• [WHAT YOU WILL DO] Scan the material below and report how many lines include the string "description"; nothing else belongs in the reply.

• [RECORD SET]
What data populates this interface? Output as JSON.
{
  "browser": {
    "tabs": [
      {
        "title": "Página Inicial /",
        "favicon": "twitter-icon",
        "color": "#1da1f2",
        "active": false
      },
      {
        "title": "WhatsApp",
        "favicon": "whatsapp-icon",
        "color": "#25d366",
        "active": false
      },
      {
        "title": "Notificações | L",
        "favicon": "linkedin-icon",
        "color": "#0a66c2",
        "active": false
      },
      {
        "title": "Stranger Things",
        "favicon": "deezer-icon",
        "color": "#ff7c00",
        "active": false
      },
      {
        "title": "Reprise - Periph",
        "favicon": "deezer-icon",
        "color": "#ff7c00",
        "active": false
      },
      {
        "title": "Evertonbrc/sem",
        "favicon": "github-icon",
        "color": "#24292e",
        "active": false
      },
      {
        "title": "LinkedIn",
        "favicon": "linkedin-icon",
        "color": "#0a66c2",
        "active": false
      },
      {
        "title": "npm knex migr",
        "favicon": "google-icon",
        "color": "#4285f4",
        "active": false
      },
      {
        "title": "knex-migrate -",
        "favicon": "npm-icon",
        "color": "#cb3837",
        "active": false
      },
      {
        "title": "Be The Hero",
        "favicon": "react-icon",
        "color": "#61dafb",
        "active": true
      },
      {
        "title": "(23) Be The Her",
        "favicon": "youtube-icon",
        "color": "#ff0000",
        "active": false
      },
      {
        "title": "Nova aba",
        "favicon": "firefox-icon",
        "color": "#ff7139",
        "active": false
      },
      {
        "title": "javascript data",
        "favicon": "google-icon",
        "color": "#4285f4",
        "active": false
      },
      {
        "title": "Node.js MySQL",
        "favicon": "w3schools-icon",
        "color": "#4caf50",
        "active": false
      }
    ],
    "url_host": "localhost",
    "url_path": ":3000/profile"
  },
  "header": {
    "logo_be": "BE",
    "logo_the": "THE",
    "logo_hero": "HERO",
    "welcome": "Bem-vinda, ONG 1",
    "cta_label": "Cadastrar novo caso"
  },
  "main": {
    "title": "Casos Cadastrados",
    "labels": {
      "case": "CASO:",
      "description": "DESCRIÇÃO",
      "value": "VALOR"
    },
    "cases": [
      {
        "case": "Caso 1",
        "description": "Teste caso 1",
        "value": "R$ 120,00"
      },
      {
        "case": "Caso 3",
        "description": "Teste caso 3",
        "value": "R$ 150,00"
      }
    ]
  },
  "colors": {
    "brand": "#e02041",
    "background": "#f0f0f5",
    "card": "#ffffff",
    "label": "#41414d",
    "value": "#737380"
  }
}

• [OUTPUT OF THE EXERCISE] 3